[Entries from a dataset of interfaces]
· · · ·
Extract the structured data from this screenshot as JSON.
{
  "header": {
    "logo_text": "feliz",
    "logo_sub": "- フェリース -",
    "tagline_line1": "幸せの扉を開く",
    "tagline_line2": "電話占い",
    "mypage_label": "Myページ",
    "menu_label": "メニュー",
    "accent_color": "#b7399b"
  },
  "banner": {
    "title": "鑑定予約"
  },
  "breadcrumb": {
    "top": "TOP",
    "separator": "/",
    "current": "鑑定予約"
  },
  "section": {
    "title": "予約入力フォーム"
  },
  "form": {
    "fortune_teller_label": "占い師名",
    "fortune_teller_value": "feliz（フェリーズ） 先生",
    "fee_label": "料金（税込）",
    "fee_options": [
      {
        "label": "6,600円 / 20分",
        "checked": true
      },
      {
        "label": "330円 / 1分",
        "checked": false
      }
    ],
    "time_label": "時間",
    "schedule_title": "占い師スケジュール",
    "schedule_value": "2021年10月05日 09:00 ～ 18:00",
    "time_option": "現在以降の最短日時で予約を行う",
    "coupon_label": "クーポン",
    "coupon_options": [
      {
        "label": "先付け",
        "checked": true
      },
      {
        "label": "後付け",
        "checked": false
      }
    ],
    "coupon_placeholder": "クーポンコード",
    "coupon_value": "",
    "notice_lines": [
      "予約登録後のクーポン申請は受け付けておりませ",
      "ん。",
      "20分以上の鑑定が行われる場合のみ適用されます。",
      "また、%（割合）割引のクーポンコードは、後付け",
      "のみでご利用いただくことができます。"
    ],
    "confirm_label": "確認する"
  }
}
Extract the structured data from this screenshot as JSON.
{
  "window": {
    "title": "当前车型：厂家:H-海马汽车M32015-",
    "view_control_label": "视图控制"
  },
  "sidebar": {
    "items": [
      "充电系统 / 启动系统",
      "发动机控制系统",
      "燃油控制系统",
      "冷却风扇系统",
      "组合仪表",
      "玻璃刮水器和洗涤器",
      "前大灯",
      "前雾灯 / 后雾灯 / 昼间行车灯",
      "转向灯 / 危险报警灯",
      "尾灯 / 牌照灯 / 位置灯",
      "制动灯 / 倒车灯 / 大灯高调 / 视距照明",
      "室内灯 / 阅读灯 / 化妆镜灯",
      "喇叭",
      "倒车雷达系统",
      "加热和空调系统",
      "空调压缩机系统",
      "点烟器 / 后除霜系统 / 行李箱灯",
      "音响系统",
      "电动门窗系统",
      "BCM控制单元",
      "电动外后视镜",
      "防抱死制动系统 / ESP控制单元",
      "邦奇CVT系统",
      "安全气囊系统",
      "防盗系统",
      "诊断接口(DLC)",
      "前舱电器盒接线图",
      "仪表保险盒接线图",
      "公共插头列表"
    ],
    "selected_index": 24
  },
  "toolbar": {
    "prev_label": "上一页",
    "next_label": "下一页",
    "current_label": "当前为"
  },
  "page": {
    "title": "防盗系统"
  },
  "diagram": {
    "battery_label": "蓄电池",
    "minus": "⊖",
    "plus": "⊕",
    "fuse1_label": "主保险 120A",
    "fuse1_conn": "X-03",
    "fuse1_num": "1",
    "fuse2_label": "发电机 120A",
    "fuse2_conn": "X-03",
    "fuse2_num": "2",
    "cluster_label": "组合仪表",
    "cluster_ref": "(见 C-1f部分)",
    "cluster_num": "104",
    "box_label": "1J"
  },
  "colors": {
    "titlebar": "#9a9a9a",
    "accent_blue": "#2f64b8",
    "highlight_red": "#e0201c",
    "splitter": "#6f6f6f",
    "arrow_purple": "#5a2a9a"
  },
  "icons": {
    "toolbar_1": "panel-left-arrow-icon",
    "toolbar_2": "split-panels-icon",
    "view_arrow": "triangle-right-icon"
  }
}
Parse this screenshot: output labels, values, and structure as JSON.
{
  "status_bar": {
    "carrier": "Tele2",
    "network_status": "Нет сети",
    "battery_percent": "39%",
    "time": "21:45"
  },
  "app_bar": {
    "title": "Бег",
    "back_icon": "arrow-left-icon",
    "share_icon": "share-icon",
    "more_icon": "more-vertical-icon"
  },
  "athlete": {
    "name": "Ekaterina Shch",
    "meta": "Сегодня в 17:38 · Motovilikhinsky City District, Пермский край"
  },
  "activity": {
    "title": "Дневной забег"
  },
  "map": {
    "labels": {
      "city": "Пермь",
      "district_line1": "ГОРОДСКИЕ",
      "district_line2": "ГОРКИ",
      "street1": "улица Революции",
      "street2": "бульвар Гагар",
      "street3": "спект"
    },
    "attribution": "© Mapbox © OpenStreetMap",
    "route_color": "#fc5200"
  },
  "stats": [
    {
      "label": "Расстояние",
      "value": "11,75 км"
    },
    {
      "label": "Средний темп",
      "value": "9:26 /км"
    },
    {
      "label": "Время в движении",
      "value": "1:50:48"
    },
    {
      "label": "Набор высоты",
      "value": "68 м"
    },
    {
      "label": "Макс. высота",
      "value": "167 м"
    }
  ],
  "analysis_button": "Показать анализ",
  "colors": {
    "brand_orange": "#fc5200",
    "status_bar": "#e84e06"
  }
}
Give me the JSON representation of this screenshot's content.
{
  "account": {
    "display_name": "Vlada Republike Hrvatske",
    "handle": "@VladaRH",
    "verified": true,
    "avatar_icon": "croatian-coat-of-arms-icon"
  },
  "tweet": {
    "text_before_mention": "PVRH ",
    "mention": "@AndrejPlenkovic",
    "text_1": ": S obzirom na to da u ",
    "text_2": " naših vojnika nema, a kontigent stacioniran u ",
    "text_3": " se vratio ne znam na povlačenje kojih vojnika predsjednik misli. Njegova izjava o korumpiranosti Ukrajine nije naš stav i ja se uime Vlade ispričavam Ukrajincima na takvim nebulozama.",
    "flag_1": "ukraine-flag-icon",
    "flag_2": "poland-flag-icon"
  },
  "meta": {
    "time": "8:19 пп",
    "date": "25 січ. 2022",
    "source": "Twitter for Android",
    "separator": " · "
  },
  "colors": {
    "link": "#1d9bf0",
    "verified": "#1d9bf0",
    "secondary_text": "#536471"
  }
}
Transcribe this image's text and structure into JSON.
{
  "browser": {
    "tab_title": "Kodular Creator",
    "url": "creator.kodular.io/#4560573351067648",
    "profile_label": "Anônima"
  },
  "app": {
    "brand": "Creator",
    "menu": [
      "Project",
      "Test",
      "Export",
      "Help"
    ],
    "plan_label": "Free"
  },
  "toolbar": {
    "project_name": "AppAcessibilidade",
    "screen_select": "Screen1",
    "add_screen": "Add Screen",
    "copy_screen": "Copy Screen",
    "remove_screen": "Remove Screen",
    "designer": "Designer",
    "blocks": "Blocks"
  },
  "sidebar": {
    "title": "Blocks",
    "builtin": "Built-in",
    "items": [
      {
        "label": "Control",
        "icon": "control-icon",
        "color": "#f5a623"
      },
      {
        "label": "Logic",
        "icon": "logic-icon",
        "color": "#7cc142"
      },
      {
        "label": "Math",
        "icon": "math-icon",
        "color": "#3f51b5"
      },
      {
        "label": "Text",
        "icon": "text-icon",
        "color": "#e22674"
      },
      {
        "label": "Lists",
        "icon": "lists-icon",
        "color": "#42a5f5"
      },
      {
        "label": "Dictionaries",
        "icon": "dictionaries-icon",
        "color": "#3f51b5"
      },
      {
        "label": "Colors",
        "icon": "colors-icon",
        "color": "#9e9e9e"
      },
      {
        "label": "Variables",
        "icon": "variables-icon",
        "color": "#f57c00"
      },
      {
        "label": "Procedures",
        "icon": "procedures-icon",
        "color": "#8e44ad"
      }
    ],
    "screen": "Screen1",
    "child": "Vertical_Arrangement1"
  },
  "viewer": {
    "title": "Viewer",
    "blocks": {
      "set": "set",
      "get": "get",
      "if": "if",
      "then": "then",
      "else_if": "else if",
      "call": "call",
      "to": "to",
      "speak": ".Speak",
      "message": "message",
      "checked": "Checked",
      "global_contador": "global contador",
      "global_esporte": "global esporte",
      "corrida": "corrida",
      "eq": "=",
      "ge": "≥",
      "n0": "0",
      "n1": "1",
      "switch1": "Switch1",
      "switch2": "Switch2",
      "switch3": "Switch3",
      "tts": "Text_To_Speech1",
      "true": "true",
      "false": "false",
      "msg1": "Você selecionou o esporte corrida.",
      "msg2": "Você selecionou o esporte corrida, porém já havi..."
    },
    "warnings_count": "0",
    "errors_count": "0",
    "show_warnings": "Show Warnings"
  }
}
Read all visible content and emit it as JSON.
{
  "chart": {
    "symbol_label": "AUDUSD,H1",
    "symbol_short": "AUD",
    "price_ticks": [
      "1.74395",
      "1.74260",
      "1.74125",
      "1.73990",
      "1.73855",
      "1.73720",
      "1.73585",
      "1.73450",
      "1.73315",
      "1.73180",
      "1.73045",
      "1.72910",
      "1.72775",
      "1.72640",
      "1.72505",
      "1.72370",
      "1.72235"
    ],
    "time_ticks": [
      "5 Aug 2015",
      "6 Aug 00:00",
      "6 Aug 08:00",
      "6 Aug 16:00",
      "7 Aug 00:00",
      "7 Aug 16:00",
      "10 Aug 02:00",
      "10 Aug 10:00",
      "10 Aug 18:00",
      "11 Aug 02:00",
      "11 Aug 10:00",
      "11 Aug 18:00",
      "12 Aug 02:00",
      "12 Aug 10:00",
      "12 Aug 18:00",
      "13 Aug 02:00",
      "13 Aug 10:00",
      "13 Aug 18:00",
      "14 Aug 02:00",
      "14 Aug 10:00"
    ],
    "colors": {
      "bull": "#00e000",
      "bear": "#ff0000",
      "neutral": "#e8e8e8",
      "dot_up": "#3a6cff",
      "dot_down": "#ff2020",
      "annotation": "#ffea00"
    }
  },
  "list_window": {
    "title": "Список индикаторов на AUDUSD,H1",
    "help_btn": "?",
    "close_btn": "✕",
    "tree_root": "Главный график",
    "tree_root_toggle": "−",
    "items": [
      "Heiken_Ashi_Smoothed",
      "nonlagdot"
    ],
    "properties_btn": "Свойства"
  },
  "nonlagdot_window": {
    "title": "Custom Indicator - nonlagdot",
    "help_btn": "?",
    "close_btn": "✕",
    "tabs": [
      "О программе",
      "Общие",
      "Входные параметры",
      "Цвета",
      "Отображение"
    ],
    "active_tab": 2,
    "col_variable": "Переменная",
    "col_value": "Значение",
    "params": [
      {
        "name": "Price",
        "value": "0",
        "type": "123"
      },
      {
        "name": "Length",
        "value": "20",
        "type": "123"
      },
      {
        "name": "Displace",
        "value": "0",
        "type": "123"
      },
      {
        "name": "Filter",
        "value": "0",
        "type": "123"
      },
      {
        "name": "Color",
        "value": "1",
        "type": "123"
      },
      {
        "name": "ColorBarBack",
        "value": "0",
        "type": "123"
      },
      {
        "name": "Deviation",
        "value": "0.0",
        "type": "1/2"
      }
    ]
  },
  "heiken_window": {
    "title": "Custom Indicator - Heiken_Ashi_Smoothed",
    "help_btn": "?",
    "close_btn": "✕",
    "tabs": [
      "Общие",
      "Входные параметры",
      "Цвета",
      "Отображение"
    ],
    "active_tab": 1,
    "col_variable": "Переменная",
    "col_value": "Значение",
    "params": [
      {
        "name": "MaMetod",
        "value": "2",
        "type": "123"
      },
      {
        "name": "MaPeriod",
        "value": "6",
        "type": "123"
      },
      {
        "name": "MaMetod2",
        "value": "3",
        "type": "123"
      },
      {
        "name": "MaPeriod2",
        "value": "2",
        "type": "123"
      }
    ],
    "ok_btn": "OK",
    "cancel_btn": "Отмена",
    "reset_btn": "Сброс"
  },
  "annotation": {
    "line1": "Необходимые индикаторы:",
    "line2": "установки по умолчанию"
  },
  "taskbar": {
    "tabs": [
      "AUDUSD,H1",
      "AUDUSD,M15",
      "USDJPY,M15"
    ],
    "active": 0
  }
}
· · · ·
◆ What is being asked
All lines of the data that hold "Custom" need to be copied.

◆ Solution to the problem
    "title": "Custom Indicator - nonlagdot",
    "title": "Custom Indicator - Heiken_Ashi_Smoothed",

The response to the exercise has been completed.